[Work task]
Check every line below for the word "Tyres" and copy each one that has it.

[Records supplied]
---
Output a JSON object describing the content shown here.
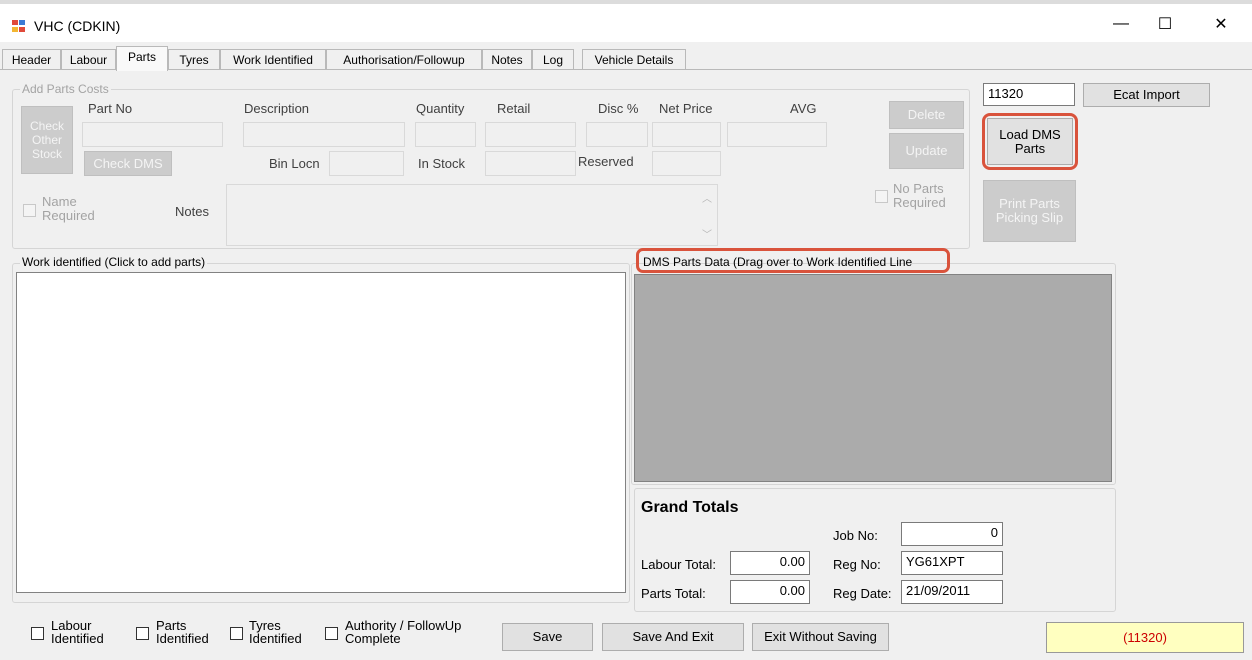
{
  "window": {
    "title": "VHC (CDKIN)",
    "minimize_glyph": "—",
    "maximize_glyph": "☐",
    "close_glyph": "✕"
  },
  "tabs": [
    "Header",
    "Labour",
    "Parts",
    "Tyres",
    "Work Identified",
    "Authorisation/Followup",
    "Notes",
    "Log",
    "Vehicle Details"
  ],
  "active_tab": "Parts",
  "add_parts": {
    "group_title": "Add Parts Costs",
    "part_no_label": "Part No",
    "description_label": "Description",
    "quantity_label": "Quantity",
    "retail_label": "Retail",
    "disc_label": "Disc %",
    "net_price_label": "Net Price",
    "avg_label": "AVG",
    "check_other_stock": "Check Other Stock",
    "check_dms": "Check DMS",
    "bin_locn_label": "Bin Locn",
    "in_stock_label": "In Stock",
    "reserved_label": "Reserved",
    "delete_button": "Delete",
    "update_button": "Update",
    "name_required": "Name Required",
    "notes_label": "Notes",
    "no_parts_required": "No Parts Required"
  },
  "right_panel": {
    "job_field_value": "11320",
    "ecat_import": "Ecat Import",
    "load_dms_parts": "Load DMS Parts",
    "print_parts_picking_slip": "Print Parts Picking Slip"
  },
  "work_identified": {
    "title": "Work identified (Click to add parts)"
  },
  "dms_parts": {
    "title": "DMS Parts Data (Drag over to Work Identified Line"
  },
  "grand_totals": {
    "title": "Grand Totals",
    "job_no_label": "Job No:",
    "job_no": "0",
    "labour_total_label": "Labour Total:",
    "labour_total": "0.00",
    "reg_no_label": "Reg No:",
    "reg_no": "YG61XPT",
    "parts_total_label": "Parts Total:",
    "parts_total": "0.00",
    "reg_date_label": "Reg Date:",
    "reg_date": "21/09/2011"
  },
  "footer": {
    "labour_identified": "Labour Identified",
    "parts_identified": "Parts Identified",
    "tyres_identified": "Tyres Identified",
    "authority_followup_complete": "Authority / FollowUp Complete",
    "save": "Save",
    "save_and_exit": "Save And Exit",
    "exit_without_saving": "Exit Without Saving",
    "status": "(11320)"
  },
  "colors": {
    "highlight_ring": "#d9533c",
    "status_bg": "#ffffc0",
    "status_text": "#cc0000",
    "dms_area": "#ababab"
  },
  "icons": [
    "app-icon",
    "minimize-icon",
    "maximize-icon",
    "close-icon",
    "scroll-up-icon",
    "scroll-down-icon"
  ]
}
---
[Written solution]
    "Tyres",
    "tyres_identified": "Tyres Identified",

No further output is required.